“Finally, all of you, be like-minded, be sympathetic, love one another, be compassionate and humble. Do not repay evil with evil or insult with insult. On the contrary, repay evil with blessing, because to this you were called so that you may inherit a blessing. ‘For whoever would love life and see good days must keep their tongue from evil and their lips from deceitful speech. They must turn from evil and do good; they must seek peace and pursue it’.” (I Peter 3:8-11)
“He was not the man I thought he was, and he was the man I thought he was.” That is what Edith Hahn says of her husband after a long discussion with one of his colleagues in the play “Delicate Particle Logic.”
Based on a true story, the play depicts the struggle of Edith and physicist Lise Meitner in coming to terms with the contradictions in the life of chemist Otto Hahn.
IHahn won the Nobel prize for his role in discovering nuclear fission. Many thought Meitner deserved to share in the award, but at the time in pre-World War II Germany, women scientists were rare and hardly ever acclaimed.
Of course, the understanding of nuclear fission led to the atom bomb, something that Hahn grieved over. But that wasn’t what causes the anguish experienced by the two women in “Delicate Particle Logic.”
Lise visits Edith in the mental hospital. During their talk, Otto’s wife is appalled when she learns that Otto helped develop gas warfare for the Germans during World War I. Lise Meitner, though not happy about her lack of recognition, is more upset at Hahn’s lack of resistance to the Nazi regime of Adolph Hitler.
The women are not totally dismissive of Otto. He did arrange for the Jewish Meitner’s escape from Nazi Germany. Lise considers Hahn a friend. And Edith appears to appreciate her husband’s attentiveness.
The interaction between Edith and Lise goes on for a couple hours. What conclusion do they come to?
Finally, Otto’s wife says simply, “He’s just a man.”
In the end, Hahn visits the ward and we learn that Lise Meitner’s visit is a figment of Edith’s imagination. However, it seems that having come to terms with her husband’s life as a result of her imaginary dialogue with Lise has made her quite cheerful, something her doctor notices and relates to Hahn.
In coming to understand Otto’s humanity, she gives him grace.
I saw another example of grace today when I attended a presentation by an Israeli professor at the university where I work. The historian traced the background of the recent developments in the war-torn regions of Iraq, Syria and Gaza.
Many of my Arab students attended, and I noticed that he was warmly received. I also heard this Jewish man say, “We need to work hard to see the other side.”
He noted how difficult this was since many people have had relatives or friends who have been influenced or even killed.

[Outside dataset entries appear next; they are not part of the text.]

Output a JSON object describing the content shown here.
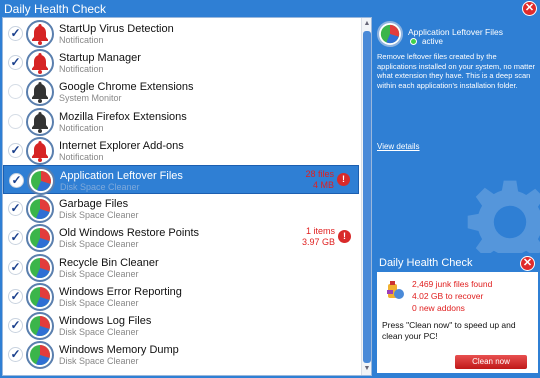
{
  "app": {
    "title": "Daily Health Check"
  },
  "items": [
    {
      "name": "StartUp Virus Detection",
      "category": "Notification",
      "checked": true,
      "icon": "bell-red-icon"
    },
    {
      "name": "Startup Manager",
      "category": "Notification",
      "checked": true,
      "icon": "bell-red-icon"
    },
    {
      "name": "Google Chrome Extensions",
      "category": "System Monitor",
      "checked": false,
      "icon": "bell-dark-icon"
    },
    {
      "name": "Mozilla Firefox Extensions",
      "category": "Notification",
      "checked": false,
      "icon": "bell-dark-icon"
    },
    {
      "name": "Internet Explorer Add-ons",
      "category": "Notification",
      "checked": true,
      "icon": "bell-red-icon"
    },
    {
      "name": "Application Leftover Files",
      "category": "Disk Space Cleaner",
      "checked": true,
      "icon": "pie-chart-icon",
      "selected": true,
      "stat1": "28 files",
      "stat2": "4 MB",
      "warning": true
    },
    {
      "name": "Garbage Files",
      "category": "Disk Space Cleaner",
      "checked": true,
      "icon": "pie-chart-icon"
    },
    {
      "name": "Old Windows Restore Points",
      "category": "Disk Space Cleaner",
      "checked": true,
      "icon": "pie-chart-icon",
      "stat1": "1 items",
      "stat2": "3.97 GB",
      "warning": true
    },
    {
      "name": "Recycle Bin Cleaner",
      "category": "Disk Space Cleaner",
      "checked": true,
      "icon": "pie-chart-icon"
    },
    {
      "name": "Windows Error Reporting",
      "category": "Disk Space Cleaner",
      "checked": true,
      "icon": "pie-chart-icon"
    },
    {
      "name": "Windows Log Files",
      "category": "Disk Space Cleaner",
      "checked": true,
      "icon": "pie-chart-icon"
    },
    {
      "name": "Windows Memory Dump",
      "category": "Disk Space Cleaner",
      "checked": true,
      "icon": "pie-chart-icon"
    }
  ],
  "detail": {
    "title": "Application Leftover Files",
    "status": "active",
    "description": "Remove leftover files created by the applications installed on your system, no matter what extension they have. This is a deep scan within each application's installation folder.",
    "link": "View details"
  },
  "popup": {
    "title": "Daily Health Check",
    "junk": "2,469 junk files found",
    "recover": "4.02 GB to recover",
    "addons": "0 new addons",
    "message": "Press \"Clean now\" to speed up and clean your PC!",
    "button": "Clean now"
  },
  "colors": {
    "accent": "#2f7fd4",
    "alert": "#e02020",
    "active": "#3fd14a"
  }
}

The professor also said that in his discussions with his Arab friends, he found that understanding was hard because both sides were coming at things from completely different narratives.
During the question and answer period, it was clear that this Jewish man comprehends that Israel has made mistakes. He lamented the inability of his friends to also see their side’s own failures, even if they don’t agree with him.
“I wish they would move a little bit,” he said.
The Israeli historian’s own generous spirit displayed the same kind of grace Edith and Lise offered Otto Hahn in the end.
We are greatly divided in this world. People and groups of all kinds are at war with each other.
There’s an alleged war on women, for instance. A symptom of this is that professional American football players are being drawn and quartered in the press for their brutality toward their wives and girlfriends.
Politicians are at each other’s throats. Leftists can’t stand right wingers and vice-versa.
I could go on and on with more examples.
None of this today surprises God. In fact, the Bible says that Jesus when he was wandering Palestine knew the blemishes in men’s souls. (John 2:24).
Yet, he died with grace on his lips. Hanging on a cross, and taking the sin of the world on himself, Jesus expressed his own generous spirit. He interceded with His Father for them, entreating God to show His compassion.
“Father forgive them for they don’t know what they are doing,” he said before taking his final breath. (Luke 23:34)
I know my own lack of grace with others. On a daily basis I find myself taking a hard line with people who I see as immature, self absorbed or disrespectful.
It would do well for me to do apply a currently popular meme: “Keep Calm and Let it Go.” After all, these folks are just men.